─── Dataset entries ───

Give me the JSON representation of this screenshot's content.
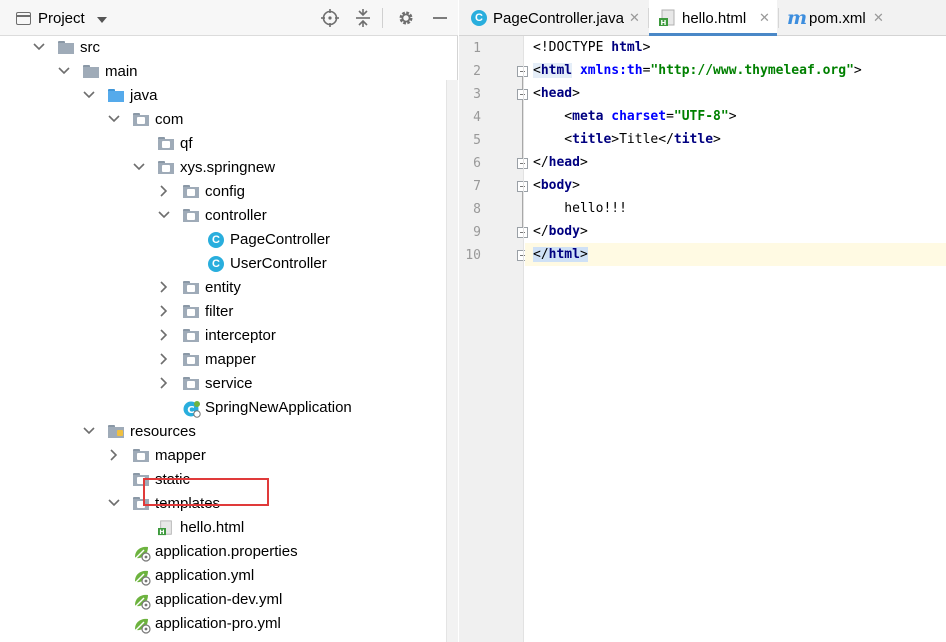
{
  "project_panel": {
    "title": "Project",
    "tree": [
      {
        "label": "src",
        "kind": "folder",
        "depth": 0,
        "state": "expanded"
      },
      {
        "label": "main",
        "kind": "folder",
        "depth": 1,
        "state": "expanded"
      },
      {
        "label": "java",
        "kind": "source-folder",
        "depth": 2,
        "state": "expanded"
      },
      {
        "label": "com",
        "kind": "package",
        "depth": 3,
        "state": "expanded"
      },
      {
        "label": "qf",
        "kind": "package",
        "depth": 4,
        "state": "none"
      },
      {
        "label": "xys.springnew",
        "kind": "package",
        "depth": 4,
        "state": "expanded"
      },
      {
        "label": "config",
        "kind": "package",
        "depth": 5,
        "state": "collapsed"
      },
      {
        "label": "controller",
        "kind": "package",
        "depth": 5,
        "state": "expanded"
      },
      {
        "label": "PageController",
        "kind": "class",
        "depth": 6,
        "state": "none"
      },
      {
        "label": "UserController",
        "kind": "class",
        "depth": 6,
        "state": "none"
      },
      {
        "label": "entity",
        "kind": "package",
        "depth": 5,
        "state": "collapsed"
      },
      {
        "label": "filter",
        "kind": "package",
        "depth": 5,
        "state": "collapsed"
      },
      {
        "label": "interceptor",
        "kind": "package",
        "depth": 5,
        "state": "collapsed"
      },
      {
        "label": "mapper",
        "kind": "package",
        "depth": 5,
        "state": "collapsed"
      },
      {
        "label": "service",
        "kind": "package",
        "depth": 5,
        "state": "collapsed"
      },
      {
        "label": "SpringNewApplication",
        "kind": "spring-class",
        "depth": 5,
        "state": "none"
      },
      {
        "label": "resources",
        "kind": "resource-folder",
        "depth": 2,
        "state": "expanded"
      },
      {
        "label": "mapper",
        "kind": "package",
        "depth": 3,
        "state": "collapsed"
      },
      {
        "label": "static",
        "kind": "package",
        "depth": 3,
        "state": "none"
      },
      {
        "label": "templates",
        "kind": "package",
        "depth": 3,
        "state": "expanded"
      },
      {
        "label": "hello.html",
        "kind": "html",
        "depth": 4,
        "state": "none",
        "highlighted": true
      },
      {
        "label": "application.properties",
        "kind": "spring-config",
        "depth": 3,
        "state": "none"
      },
      {
        "label": "application.yml",
        "kind": "spring-config",
        "depth": 3,
        "state": "none"
      },
      {
        "label": "application-dev.yml",
        "kind": "spring-config",
        "depth": 3,
        "state": "none"
      },
      {
        "label": "application-pro.yml",
        "kind": "spring-config",
        "depth": 3,
        "state": "none"
      }
    ]
  },
  "editor": {
    "tabs": [
      {
        "label": "PageController.java",
        "icon": "java-class-icon",
        "active": false
      },
      {
        "label": "hello.html",
        "icon": "html-file-icon",
        "active": true
      },
      {
        "label": "pom.xml",
        "icon": "maven-icon",
        "active": false
      }
    ],
    "line_numbers": [
      "1",
      "2",
      "3",
      "4",
      "5",
      "6",
      "7",
      "8",
      "9",
      "10"
    ],
    "current_line": "10"
  },
  "colors": {
    "tag": "#000080",
    "attribute": "#0000ff",
    "attribute_value": "#008000",
    "current_line_bg": "#fffae3",
    "highlight_box": "#e03a3a",
    "active_tab_underline": "#4a88c7"
  }
}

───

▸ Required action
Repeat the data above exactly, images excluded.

▸ Result
Give me the JSON representation of this screenshot's content.
{
  "project_panel": {
    "title": "Project",
    "tree": [
      {
        "label": "src",
        "kind": "folder",
        "depth": 0,
        "state": "expanded"
      },
      {
        "label": "main",
        "kind": "folder",
        "depth": 1,
        "state": "expanded"
      },
      {
        "label": "java",
        "kind": "source-folder",
        "depth": 2,
        "state": "expanded"
      },
      {
        "label": "com",
        "kind": "package",
        "depth": 3,
        "state": "expanded"
      },
      {
        "label": "qf",
        "kind": "package",
        "depth": 4,
        "state": "none"
      },
      {
        "label": "xys.springnew",
        "kind": "package",
        "depth": 4,
        "state": "expanded"
      },
      {
        "label": "config",
        "kind": "package",
        "depth": 5,
        "state": "collapsed"
      },
      {
        "label": "controller",
        "kind": "package",
        "depth": 5,
        "state": "expanded"
      },
      {
        "label": "PageController",
        "kind": "class",
        "depth": 6,
        "state": "none"
      },
      {
        "label": "UserController",
        "kind": "class",
        "depth": 6,
        "state": "none"
      },
      {
        "label": "entity",
        "kind": "package",
        "depth": 5,
        "state": "collapsed"
      },
      {
        "label": "filter",
        "kind": "package",
        "depth": 5,
        "state": "collapsed"
      },
      {
        "label": "interceptor",
        "kind": "package",
        "depth": 5,
        "state": "collapsed"
      },
      {
        "label": "mapper",
        "kind": "package",
        "depth": 5,
        "state": "collapsed"
      },
      {
        "label": "service",
        "kind": "package",
        "depth": 5,
        "state": "collapsed"
      },
      {
        "label": "SpringNewApplication",
        "kind": "spring-class",
        "depth": 5,
        "state": "none"
      },
      {
        "label": "resources",
        "kind": "resource-folder",
        "depth": 2,
        "state": "expanded"
      },
      {
        "label": "mapper",
        "kind": "package",
        "depth": 3,
        "state": "collapsed"
      },
      {
        "label": "static",
        "kind": "package",
        "depth": 3,
        "state": "none"
      },
      {
        "label": "templates",
        "kind": "package",
        "depth": 3,
        "state": "expanded"
      },
      {
        "label": "hello.html",
        "kind": "html",
        "depth": 4,
        "state": "none",
        "highlighted": true
      },
      {
        "label": "application.properties",
        "kind": "spring-config",
        "depth": 3,
        "state": "none"
      },
      {
        "label": "application.yml",
        "kind": "spring-config",
        "depth": 3,
        "state": "none"
      },
      {
        "label": "application-dev.yml",
        "kind": "spring-config",
        "depth": 3,
        "state": "none"
      },
      {
        "label": "application-pro.yml",
        "kind": "spring-config",
        "depth": 3,
        "state": "none"
      }
    ]
  },
  "editor": {
    "tabs": [
      {
        "label": "PageController.java",
        "icon": "java-class-icon",
        "active": false
      },
      {
        "label": "hello.html",
        "icon": "html-file-icon",
        "active": true
      },
      {
        "label": "pom.xml",
        "icon": "maven-icon",
        "active": false
      }
    ],
    "line_numbers": [
      "1",
      "2",
      "3",
      "4",
      "5",
      "6",
      "7",
      "8",
      "9",
      "10"
    ],
    "current_line": "10"
  },
  "colors": {
    "tag": "#000080",
    "attribute": "#0000ff",
    "attribute_value": "#008000",
    "current_line_bg": "#fffae3",
    "highlight_box": "#e03a3a",
    "active_tab_underline": "#4a88c7"
  }
}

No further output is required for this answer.